The Montreal Canadiens erasing a five-goal deficit against the New York Rangers this year? Or how about the Los Angeles Kings coming back from four-nothing against the Dallas Stars?
These are great comeback victories, but are not exactly what I'm writing about today. You know when you see a player at the low-point of his career? Every time he touches the puck, it just seems to create a disaster. Well, for me, there's no better comeback than watching that player make a triumphant return and get his A-game back.
The most recent example of this that I've noticed is Sergei Samsonov. He was drafted eighth overall by the Boston Bruins in the 1997 NHL Entry Draft. As we all know I'm sure, Joe Thornton was picked first overall by the Bruins in the same draft, but it was Samsonov who won the Calder Memorial Trophy that year.
Translation: Nothing but great things were expected from the young Russian. He continued to play relatively well until he joined Montreal in 2006-2007 with a two-year contract worth $7.05 million. It was a disappointment to say the least. Samsonov totaled 26 points (9g, 17a) in 63 games for the Canadiens.
A goal for every $500, 000 just isn't going to cut it. The beginning of this season saw him join the Chicago Blackhawks, but Chi Town was just as tough on him as Montreal. Four assists in 23 games saw that move fail.
I recall one game in which he had the puck and cut to the middle of the ice. He got around the defenseman, got the goalie down, and went for the wrap-around into the empty net. It looked like it was going to be a highlight reel goal, but the defenseman stopped the puck with his stick.
That just summed up the way things were going for Samsonov. In January of this year, he was claimed off re-entry waivers by the Carolina Hurricanes. Head coach Peter Laviolette did what the other coaches failed to do—get him involved right away.
Samsonov was put on the first powerplay unit, and started producing. With each point he got, more confidence began to return, and Sergei finally began looking like the great player he was in Boston. He finished the season with 32 points (14g, 18a) in 38 games with the Hurricanes.
Having signed a contract to stay with Carolina until 2010, things certainly seem to look good again for Samsonov. Comebacks like these are more important to me than a game in which one team storms back after falling behind early.
Not just in hockey, but any sport for that matter. I simply chose hockey as the focus point because I follow it the most. This season we might see guys like Kyle Wellwood, Maxim Afinogenov, or Sheldon Souray do the same.

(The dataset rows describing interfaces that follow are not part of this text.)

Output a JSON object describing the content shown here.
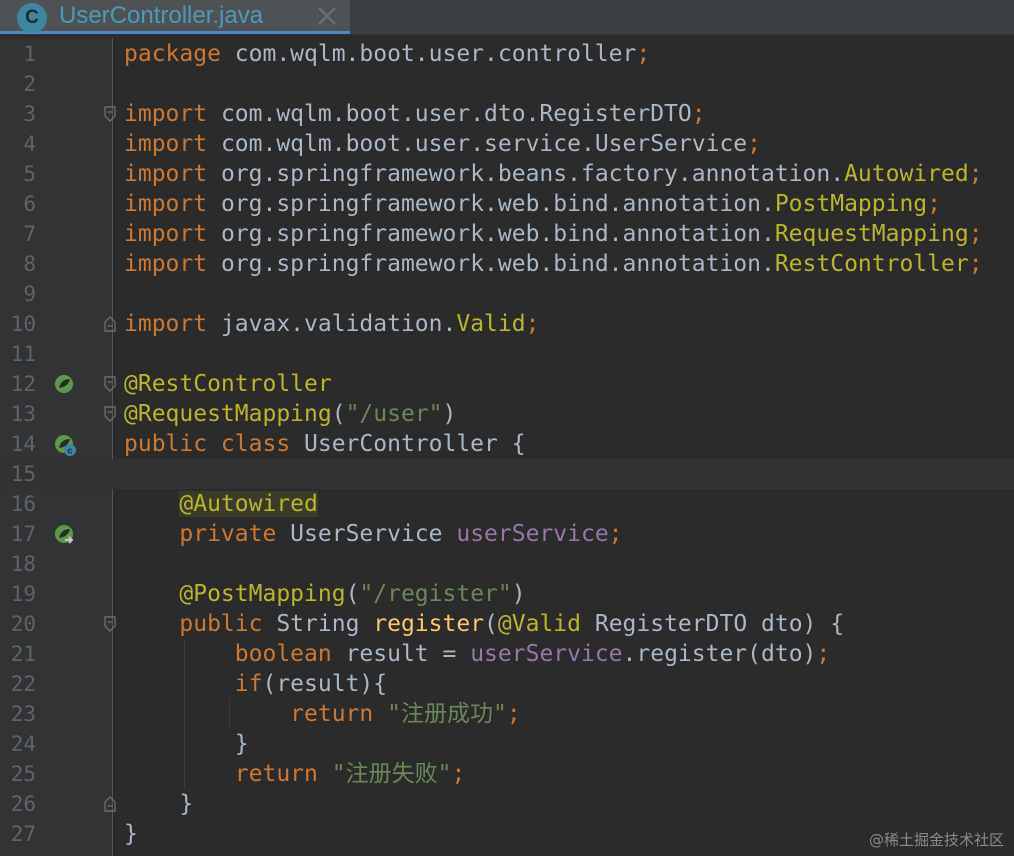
{
  "tab": {
    "icon_letter": "C",
    "title": "UserController.java",
    "close_icon": "close-icon"
  },
  "colors": {
    "background": "#2b2b2b",
    "keyword": "#cc7832",
    "annotation": "#bbb529",
    "string": "#6a8759",
    "field": "#9876aa",
    "method": "#ffc66d",
    "text": "#a9b7c6",
    "line_number": "#606366"
  },
  "gutter_icons": {
    "12": "bean-icon",
    "14": "class-bean-icon",
    "17": "autowired-navigate-icon"
  },
  "lines": [
    {
      "n": "1",
      "tokens": [
        {
          "t": "package",
          "c": "kw"
        },
        {
          "t": " com.wqlm.boot.user.controller",
          "c": ""
        },
        {
          "t": ";",
          "c": "kw"
        }
      ]
    },
    {
      "n": "2",
      "tokens": []
    },
    {
      "n": "3",
      "tokens": [
        {
          "t": "import",
          "c": "kw"
        },
        {
          "t": " com.wqlm.boot.user.dto.RegisterDTO",
          "c": ""
        },
        {
          "t": ";",
          "c": "kw"
        }
      ]
    },
    {
      "n": "4",
      "tokens": [
        {
          "t": "import",
          "c": "kw"
        },
        {
          "t": " com.wqlm.boot.user.service.UserService",
          "c": ""
        },
        {
          "t": ";",
          "c": "kw"
        }
      ]
    },
    {
      "n": "5",
      "tokens": [
        {
          "t": "import",
          "c": "kw"
        },
        {
          "t": " org.springframework.beans.factory.annotation.",
          "c": ""
        },
        {
          "t": "Autowired",
          "c": "an"
        },
        {
          "t": ";",
          "c": "kw"
        }
      ]
    },
    {
      "n": "6",
      "tokens": [
        {
          "t": "import",
          "c": "kw"
        },
        {
          "t": " org.springframework.web.bind.annotation.",
          "c": ""
        },
        {
          "t": "PostMapping",
          "c": "an"
        },
        {
          "t": ";",
          "c": "kw"
        }
      ]
    },
    {
      "n": "7",
      "tokens": [
        {
          "t": "import",
          "c": "kw"
        },
        {
          "t": " org.springframework.web.bind.annotation.",
          "c": ""
        },
        {
          "t": "RequestMapping",
          "c": "an"
        },
        {
          "t": ";",
          "c": "kw"
        }
      ]
    },
    {
      "n": "8",
      "tokens": [
        {
          "t": "import",
          "c": "kw"
        },
        {
          "t": " org.springframework.web.bind.annotation.",
          "c": ""
        },
        {
          "t": "RestController",
          "c": "an"
        },
        {
          "t": ";",
          "c": "kw"
        }
      ]
    },
    {
      "n": "9",
      "tokens": []
    },
    {
      "n": "10",
      "tokens": [
        {
          "t": "import",
          "c": "kw"
        },
        {
          "t": " javax.validation.",
          "c": ""
        },
        {
          "t": "Valid",
          "c": "an"
        },
        {
          "t": ";",
          "c": "kw"
        }
      ]
    },
    {
      "n": "11",
      "tokens": []
    },
    {
      "n": "12",
      "tokens": [
        {
          "t": "@RestController",
          "c": "an"
        }
      ]
    },
    {
      "n": "13",
      "tokens": [
        {
          "t": "@RequestMapping",
          "c": "an"
        },
        {
          "t": "(",
          "c": ""
        },
        {
          "t": "\"/user\"",
          "c": "str"
        },
        {
          "t": ")",
          "c": ""
        }
      ]
    },
    {
      "n": "14",
      "tokens": [
        {
          "t": "public class",
          "c": "kw"
        },
        {
          "t": " UserController {",
          "c": ""
        }
      ]
    },
    {
      "n": "15",
      "tokens": []
    },
    {
      "n": "16",
      "tokens": [
        {
          "t": "    ",
          "c": ""
        },
        {
          "t": "@Autowired",
          "c": "an hl"
        }
      ]
    },
    {
      "n": "17",
      "tokens": [
        {
          "t": "    ",
          "c": ""
        },
        {
          "t": "private",
          "c": "kw"
        },
        {
          "t": " UserService ",
          "c": ""
        },
        {
          "t": "userService",
          "c": "fld"
        },
        {
          "t": ";",
          "c": "kw"
        }
      ]
    },
    {
      "n": "18",
      "tokens": []
    },
    {
      "n": "19",
      "tokens": [
        {
          "t": "    ",
          "c": ""
        },
        {
          "t": "@PostMapping",
          "c": "an"
        },
        {
          "t": "(",
          "c": ""
        },
        {
          "t": "\"/register\"",
          "c": "str"
        },
        {
          "t": ")",
          "c": ""
        }
      ]
    },
    {
      "n": "20",
      "tokens": [
        {
          "t": "    ",
          "c": ""
        },
        {
          "t": "public",
          "c": "kw"
        },
        {
          "t": " String ",
          "c": ""
        },
        {
          "t": "register",
          "c": "fn"
        },
        {
          "t": "(",
          "c": ""
        },
        {
          "t": "@Valid",
          "c": "an"
        },
        {
          "t": " RegisterDTO dto) {",
          "c": ""
        }
      ]
    },
    {
      "n": "21",
      "tokens": [
        {
          "t": "        ",
          "c": ""
        },
        {
          "t": "boolean",
          "c": "kw"
        },
        {
          "t": " result = ",
          "c": ""
        },
        {
          "t": "userService",
          "c": "fld"
        },
        {
          "t": ".register(dto)",
          "c": ""
        },
        {
          "t": ";",
          "c": "kw"
        }
      ]
    },
    {
      "n": "22",
      "tokens": [
        {
          "t": "        ",
          "c": ""
        },
        {
          "t": "if",
          "c": "kw"
        },
        {
          "t": "(result){",
          "c": ""
        }
      ]
    },
    {
      "n": "23",
      "tokens": [
        {
          "t": "            ",
          "c": ""
        },
        {
          "t": "return",
          "c": "kw"
        },
        {
          "t": " ",
          "c": ""
        },
        {
          "t": "\"注册成功\"",
          "c": "str"
        },
        {
          "t": ";",
          "c": "kw"
        }
      ]
    },
    {
      "n": "24",
      "tokens": [
        {
          "t": "        }",
          "c": ""
        }
      ]
    },
    {
      "n": "25",
      "tokens": [
        {
          "t": "        ",
          "c": ""
        },
        {
          "t": "return",
          "c": "kw"
        },
        {
          "t": " ",
          "c": ""
        },
        {
          "t": "\"注册失败\"",
          "c": "str"
        },
        {
          "t": ";",
          "c": "kw"
        }
      ]
    },
    {
      "n": "26",
      "tokens": [
        {
          "t": "    }",
          "c": ""
        }
      ]
    },
    {
      "n": "27",
      "tokens": [
        {
          "t": "}",
          "c": ""
        }
      ]
    }
  ],
  "fold_markers": [
    "3",
    "10",
    "12",
    "13",
    "20",
    "26"
  ],
  "current_line": "15",
  "watermark": "@稀土掘金技术社区"
}
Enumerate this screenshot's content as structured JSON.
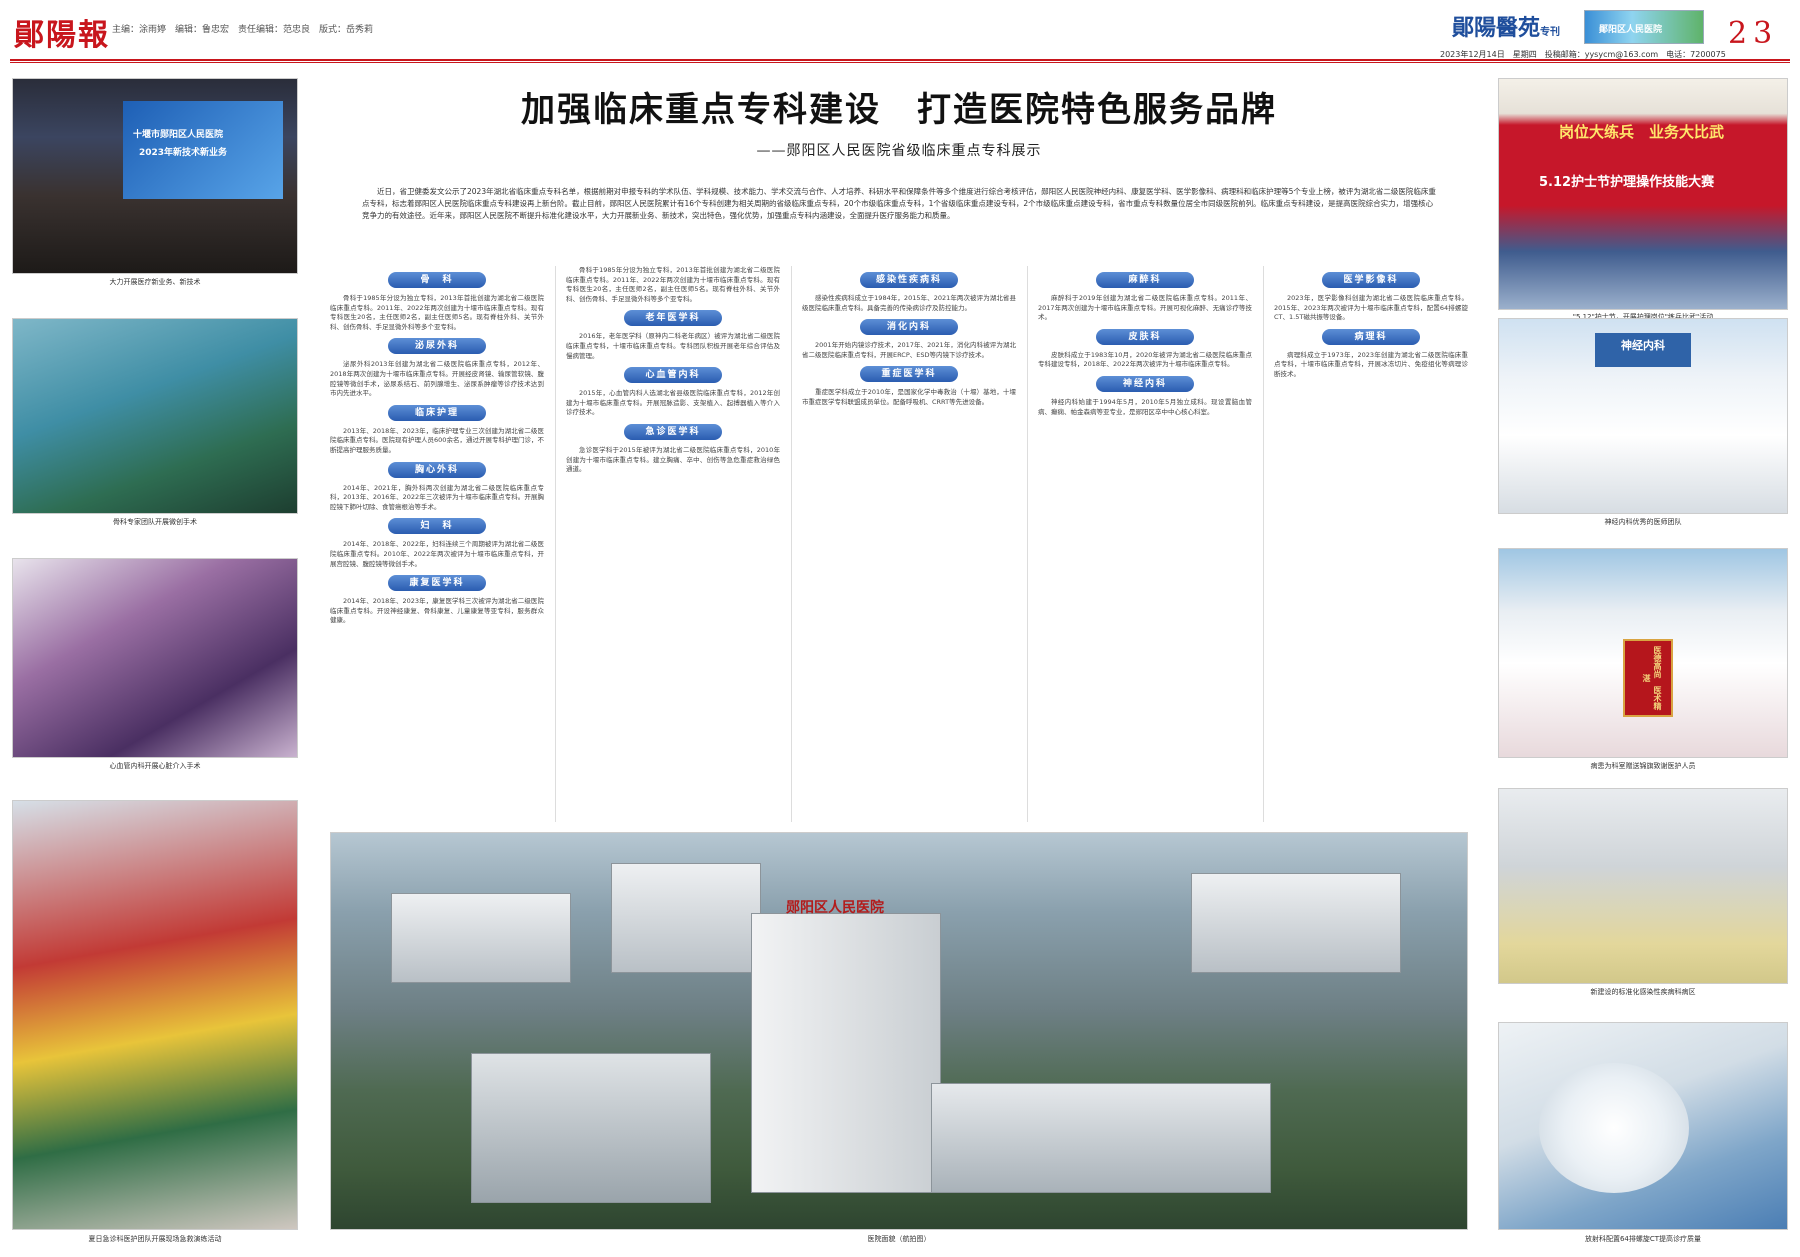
{
  "masthead": {
    "logo": "鄖陽報",
    "staff": "主编：涂雨婷　编辑：鲁忠宏　责任编辑：范忠良　版式：岳秀莉",
    "special_title": "鄖陽醫苑",
    "special_tag": "专刊",
    "header_image_text": "鄖阳区人民医院",
    "page_number": "23",
    "date_line": "2023年12月14日　星期四　投稿邮箱：yysycm@163.com　电话：7200075"
  },
  "article": {
    "headline": "加强临床重点专科建设　打造医院特色服务品牌",
    "subheadline": "——郧阳区人民医院省级临床重点专科展示",
    "intro": "近日，省卫健委发文公示了2023年湖北省临床重点专科名单，根据前期对申报专科的学术队伍、学科规模、技术能力、学术交流与合作、人才培养、科研水平和保障条件等多个维度进行综合考核评估，郧阳区人民医院神经内科、康复医学科、医学影像科、病理科和临床护理等5个专业上榜，被评为湖北省二级医院临床重点专科，标志着郧阳区人民医院临床重点专科建设再上新台阶。截止目前，郧阳区人民医院累计有16个专科创建为相关周期的省级临床重点专科，20个市级临床重点专科，1个省级临床重点建设专科，2个市级临床重点建设专科，省市重点专科数量位居全市同级医院前列。临床重点专科建设，是提高医院综合实力，增强核心竞争力的有效途径。近年来，郧阳区人民医院不断提升标准化建设水平，大力开展新业务、新技术，突出特色，强化优势，加强重点专科内涵建设，全面提升医疗服务能力和质量。"
  },
  "sections": [
    {
      "name": "骨　科",
      "body": "骨科于1985年分设为独立专科，2013年首批创建为湖北省二级医院临床重点专科。2011年、2022年两次创建为十堰市临床重点专科。现有专科医生20名，主任医师2名，副主任医师5名。现有脊柱外科、关节外科、创伤骨科、手足显微外科等多个亚专科。"
    },
    {
      "name": "泌尿外科",
      "body": "泌尿外科2013年创建为湖北省二级医院临床重点专科，2012年、2018年两次创建为十堰市临床重点专科。开展经皮肾镜、输尿管软镜、腹腔镜等微创手术，泌尿系结石、前列腺增生、泌尿系肿瘤等诊疗技术达到市内先进水平。"
    },
    {
      "name": "临床护理",
      "body": "2013年、2018年、2023年，临床护理专业三次创建为湖北省二级医院临床重点专科。医院现有护理人员600余名，通过开展专科护理门诊，不断提高护理服务质量。"
    },
    {
      "name": "胸心外科",
      "body": "2014年、2021年，胸外科两次创建为湖北省二级医院临床重点专科，2013年、2016年、2022年三次被评为十堰市临床重点专科。开展胸腔镜下肺叶切除、食管癌根治等手术。"
    },
    {
      "name": "妇　科",
      "body": "2014年、2018年、2022年，妇科连续三个周期被评为湖北省二级医院临床重点专科。2010年、2022年两次被评为十堰市临床重点专科，开展宫腔镜、腹腔镜等微创手术。"
    },
    {
      "name": "康复医学科",
      "body": "2014年、2018年、2023年，康复医学科三次被评为湖北省二级医院临床重点专科。开设神经康复、骨科康复、儿童康复等亚专科，服务群众健康。"
    },
    {
      "name": "老年医学科",
      "body": "2016年，老年医学科（原神内二科老年病区）被评为湖北省二级医院临床重点专科，十堰市临床重点专科。专科团队积极开展老年综合评估及慢病管理。"
    },
    {
      "name": "心血管内科",
      "body": "2015年，心血管内科人选湖北省县级医院临床重点专科，2012年创建为十堰市临床重点专科。开展冠脉造影、支架植入、起搏器植入等介入诊疗技术。"
    },
    {
      "name": "急诊医学科",
      "body": "急诊医学科于2015年被评为湖北省二级医院临床重点专科，2010年创建为十堰市临床重点专科。建立胸痛、卒中、创伤等急危重症救治绿色通道。"
    },
    {
      "name": "感染性疾病科",
      "body": "感染性疾病科成立于1984年，2015年、2021年两次被评为湖北省县级医院临床重点专科。具备完善的传染病诊疗及防控能力。"
    },
    {
      "name": "消化内科",
      "body": "2001年开始内镜诊疗技术，2017年、2021年，消化内科被评为湖北省二级医院临床重点专科，开展ERCP、ESD等内镜下诊疗技术。"
    },
    {
      "name": "重症医学科",
      "body": "重症医学科成立于2010年，是国家化学中毒救治（十堰）基地，十堰市重症医学专科联盟成员单位。配备呼吸机、CRRT等先进设备。"
    },
    {
      "name": "麻醉科",
      "body": "麻醉科于2019年创建为湖北省二级医院临床重点专科。2011年、2017年两次创建为十堰市临床重点专科。开展可视化麻醉、无痛诊疗等技术。"
    },
    {
      "name": "皮肤科",
      "body": "皮肤科成立于1983年10月，2020年被评为湖北省二级医院临床重点专科建设专科，2018年、2022年两次被评为十堰市临床重点专科。"
    },
    {
      "name": "神经内科",
      "body": "神经内科始建于1994年5月，2010年5月独立成科。现设置脑血管病、癫痫、帕金森病等亚专业，是郧阳区卒中中心核心科室。"
    },
    {
      "name": "医学影像科",
      "body": "2023年，医学影像科创建为湖北省二级医院临床重点专科。2015年、2023年两次被评为十堰市临床重点专科，配置64排螺旋CT、1.5T磁共振等设备。"
    },
    {
      "name": "病理科",
      "body": "病理科成立于1973年，2023年创建为湖北省二级医院临床重点专科，十堰市临床重点专科，开展冰冻切片、免疫组化等病理诊断技术。"
    }
  ],
  "photos": {
    "left1_screen": "十堰市郧阳区人民医院",
    "left1_screen2": "2023年新技术新业务",
    "left1_caption": "大力开展医疗新业务、新技术",
    "left2_caption": "骨科专家团队开展微创手术",
    "left3_caption": "心血管内科开展心脏介入手术",
    "left4_caption": "夏日急诊科医护团队开展现场急救演练活动",
    "right1_banner1": "岗位大练兵　业务大比武",
    "right1_banner2": "5.12护士节护理操作技能大赛",
    "right1_caption": "\"5.12\"护士节，开展护理岗位\"练兵比武\"活动",
    "right2_sign": "神经内科",
    "right2_caption": "神经内科优秀的医师团队",
    "right3_banner": "医德高尚　医术精湛",
    "right3_caption": "病患为科室赠送锦旗致谢医护人员",
    "right4_caption": "新建设的标准化感染性疾病科病区",
    "right5_caption": "放射科配置64排螺旋CT提高诊疗质量",
    "center_sign": "郧阳区人民医院",
    "center_caption": "医院面貌（航拍图）"
  },
  "colors": {
    "brand_red": "#c8161d",
    "pill_blue": "#2a5cb0",
    "special_blue": "#1f4e9c"
  }
}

I hope they do, because there's nothing better than seeing an athlete get back on his feet after a tough year or two. Those are the greatest comebacks to see in hockey or in any sport.